- When two solutions are mixed (for example when washing powder mixes with water), some molecules from each solution will move into each other’s space until they both have equal amounts of everything mixed together – this process is called diffusion.
While water is essential for all known forms of life, it can also pose a threat under specific circumstances, even outside of a laboratory setting. For example, water can act as a powerful solvent, dissolving various substances and creating potentially harmful chemical mixtures. Additionally, water can contribute to the corrosion of metals, weaken structures, and cause erosion. In extreme cases, water can also be a significant force of destruction, as seen in tsunamis, floods, and landslides.
As you can see, a number of chemicals and compounds are known to be hazardous to humans. While it’s impossible to completely avoid these substances, there are some things you can do to reduce your exposure.
To start with, try using natural cleaning products instead of chemical ones. You can also reduce the amount of plastic containers in your home by switching them out for glass or stainless steel containers instead–this will help you avoid harmful BPA (Bisphenol A) exposure as well. Finally, if possible try not eating food that comes packaged in plastic packaging–or at least make sure it hasn’t been sitting on the shelf for too long before buying!
What makes a chemical poisonous or toxic to humans?
A chemical is considered poisonous or toxic when it can cause harm to living organisms, including humans, even in small quantities. The level of toxicity depends on factors such as the chemical composition, concentration, and the individual’s exposure to the substance. Toxic chemicals can cause damage to cells, tissues, organs, and disrupt biological processes, leading to severe health problems or even death.
How can we minimize the dangers posed by harmful chemicals?

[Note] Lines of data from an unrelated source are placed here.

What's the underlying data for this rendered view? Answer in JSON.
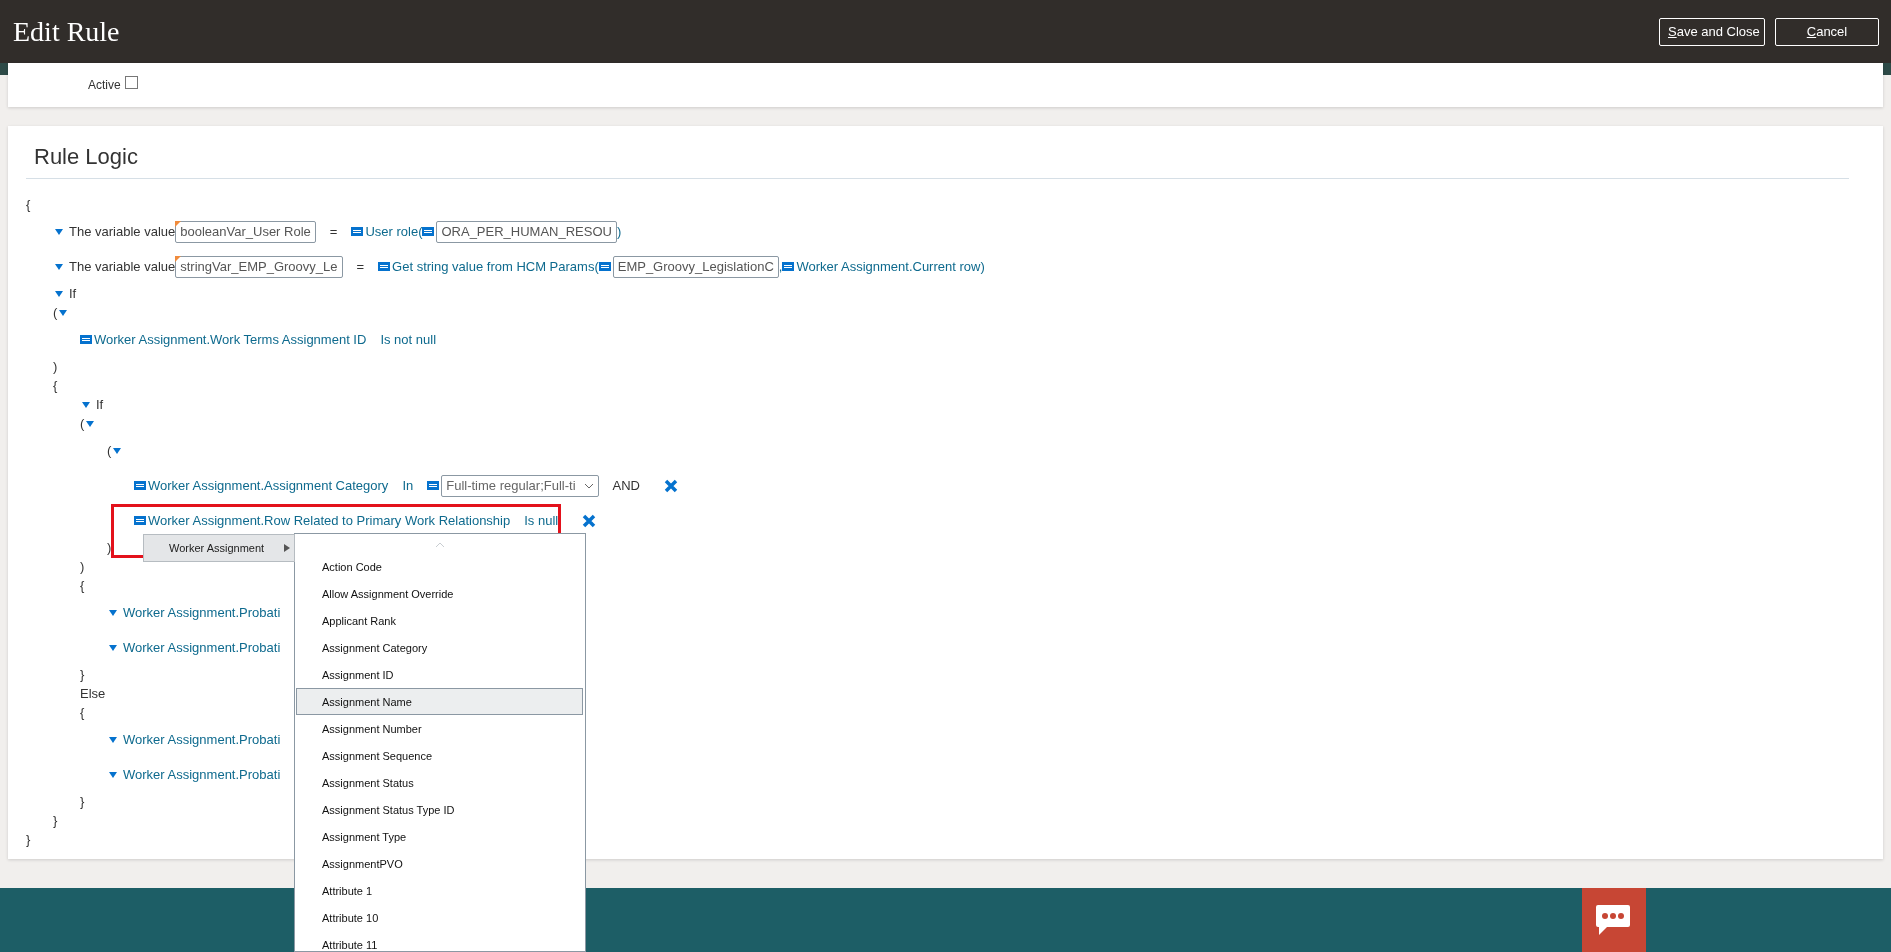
{
  "window": {
    "title": "Edit Rule"
  },
  "header_buttons": [
    {
      "label": "Save and Close"
    },
    {
      "label": "Cancel"
    }
  ],
  "active": {
    "label": "Active",
    "checked": false
  },
  "rule_logic": {
    "title": "Rule Logic",
    "lines": [
      {
        "parts": [
          {
            "kind": "text",
            "text": "{"
          }
        ],
        "children": [
          {
            "kind": "expr",
            "parts": [
              {
                "kind": "caret",
                "expanded": true
              },
              {
                "kind": "text",
                "text": "The variable value"
              },
              {
                "kind": "field",
                "value": "booleanVar_User Role",
                "flagged": true
              },
              {
                "kind": "op",
                "text": "="
              },
              {
                "kind": "var"
              },
              {
                "kind": "link",
                "text": "User role("
              },
              {
                "kind": "var"
              },
              {
                "kind": "field",
                "value": "ORA_PER_HUMAN_RESOU",
                "flagged": false
              },
              {
                "kind": "link",
                "text": ")"
              }
            ]
          },
          {
            "kind": "expr",
            "parts": [
              {
                "kind": "caret",
                "expanded": true
              },
              {
                "kind": "text",
                "text": "The variable value"
              },
              {
                "kind": "field",
                "value": "stringVar_EMP_Groovy_Le",
                "flagged": true
              },
              {
                "kind": "op",
                "text": "="
              },
              {
                "kind": "var"
              },
              {
                "kind": "link",
                "text": "Get string value from HCM Params("
              },
              {
                "kind": "var"
              },
              {
                "kind": "field",
                "value": "EMP_Groovy_LegislationC",
                "flagged": false
              },
              {
                "kind": "link",
                "text": ","
              },
              {
                "kind": "var"
              },
              {
                "kind": "link",
                "text": "Worker Assignment.Current row)"
              }
            ]
          },
          {
            "parts": [
              {
                "kind": "caret",
                "expanded": true
              },
              {
                "kind": "text",
                "text": "If"
              }
            ]
          },
          {
            "parts": [
              {
                "kind": "text",
                "text": "("
              },
              {
                "kind": "caret",
                "expanded": true
              }
            ],
            "children": [
              {
                "kind": "expr",
                "parts": [
                  {
                    "kind": "var"
                  },
                  {
                    "kind": "link",
                    "text": "Worker Assignment.Work Terms Assignment ID"
                  },
                  {
                    "kind": "keyword",
                    "text": "Is not null"
                  }
                ]
              }
            ]
          },
          {
            "parts": [
              {
                "kind": "text",
                "text": ")"
              }
            ]
          },
          {
            "parts": [
              {
                "kind": "text",
                "text": "{"
              }
            ],
            "children": [
              {
                "parts": [
                  {
                    "kind": "caret",
                    "expanded": true
                  },
                  {
                    "kind": "text",
                    "text": "If"
                  }
                ]
              },
              {
                "parts": [
                  {
                    "kind": "text",
                    "text": "("
                  },
                  {
                    "kind": "caret",
                    "expanded": true
                  }
                ],
                "children": [
                  {
                    "kind": "expr",
                    "parts": [
                      {
                        "kind": "text",
                        "text": "("
                      },
                      {
                        "kind": "caret",
                        "expanded": true
                      }
                    ],
                    "children": [
                      {
                        "kind": "expr",
                        "parts": [
                          {
                            "kind": "var"
                          },
                          {
                            "kind": "link",
                            "text": "Worker Assignment.Assignment Category"
                          },
                          {
                            "kind": "keyword",
                            "text": "In"
                          },
                          {
                            "kind": "var"
                          },
                          {
                            "kind": "select",
                            "value": "Full-time regular;Full-ti"
                          },
                          {
                            "kind": "op",
                            "text": "AND"
                          },
                          {
                            "kind": "remove"
                          }
                        ]
                      },
                      {
                        "kind": "expr",
                        "parts": [
                          {
                            "kind": "var"
                          },
                          {
                            "kind": "link",
                            "text": "Worker Assignment.Row Related to Primary Work Relationship"
                          },
                          {
                            "kind": "keyword",
                            "text": "Is null"
                          },
                          {
                            "kind": "remove"
                          }
                        ]
                      }
                    ]
                  },
                  {
                    "parts": [
                      {
                        "kind": "text",
                        "text": ")"
                      }
                    ]
                  }
                ]
              },
              {
                "parts": [
                  {
                    "kind": "text",
                    "text": ")"
                  }
                ]
              },
              {
                "parts": [
                  {
                    "kind": "text",
                    "text": "{"
                  }
                ],
                "children": [
                  {
                    "kind": "expr",
                    "parts": [
                      {
                        "kind": "caret",
                        "expanded": true
                      },
                      {
                        "kind": "link",
                        "text": "Worker Assignment.Probati"
                      }
                    ]
                  },
                  {
                    "kind": "expr",
                    "parts": [
                      {
                        "kind": "caret",
                        "expanded": true
                      },
                      {
                        "kind": "link",
                        "text": "Worker Assignment.Probati"
                      }
                    ]
                  }
                ]
              },
              {
                "parts": [
                  {
                    "kind": "text",
                    "text": "}"
                  }
                ]
              },
              {
                "parts": [
                  {
                    "kind": "text",
                    "text": "Else"
                  }
                ]
              },
              {
                "parts": [
                  {
                    "kind": "text",
                    "text": "{"
                  }
                ],
                "children": [
                  {
                    "kind": "expr",
                    "parts": [
                      {
                        "kind": "caret",
                        "expanded": true
                      },
                      {
                        "kind": "link",
                        "text": "Worker Assignment.Probati"
                      }
                    ]
                  },
                  {
                    "kind": "expr",
                    "parts": [
                      {
                        "kind": "caret",
                        "expanded": true
                      },
                      {
                        "kind": "link",
                        "text": "Worker Assignment.Probati"
                      }
                    ]
                  }
                ]
              },
              {
                "parts": [
                  {
                    "kind": "text",
                    "text": "}"
                  }
                ]
              }
            ]
          },
          {
            "parts": [
              {
                "kind": "text",
                "text": "}"
              }
            ]
          }
        ]
      },
      {
        "parts": [
          {
            "kind": "text",
            "text": "}"
          }
        ]
      }
    ]
  },
  "menu": {
    "submenu": {
      "label": "Worker Assignment"
    },
    "items": [
      {
        "label": "Action Code",
        "selected": false
      },
      {
        "label": "Allow Assignment Override",
        "selected": false
      },
      {
        "label": "Applicant Rank",
        "selected": false
      },
      {
        "label": "Assignment Category",
        "selected": false
      },
      {
        "label": "Assignment ID",
        "selected": false
      },
      {
        "label": "Assignment Name",
        "selected": true
      },
      {
        "label": "Assignment Number",
        "selected": false
      },
      {
        "label": "Assignment Sequence",
        "selected": false
      },
      {
        "label": "Assignment Status",
        "selected": false
      },
      {
        "label": "Assignment Status Type ID",
        "selected": false
      },
      {
        "label": "Assignment Type",
        "selected": false
      },
      {
        "label": "AssignmentPVO",
        "selected": false
      },
      {
        "label": "Attribute 1",
        "selected": false
      },
      {
        "label": "Attribute 10",
        "selected": false
      },
      {
        "label": "Attribute 11",
        "selected": false
      }
    ]
  }
}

Minimizing the dangers posed by harmful chemicals requires a combination of proper handling, storage, and disposal practices, as well as adherence to safety regulations and guidelines. Additionally, raising public awareness about the dangers of hazardous chemicals and promoting responsible use can help reduce the risks associated with these substances. In the long term, research into safer alternatives and the development of sustainable, eco-friendly practices will also contribute to reducing the dangers of harmful chemicals.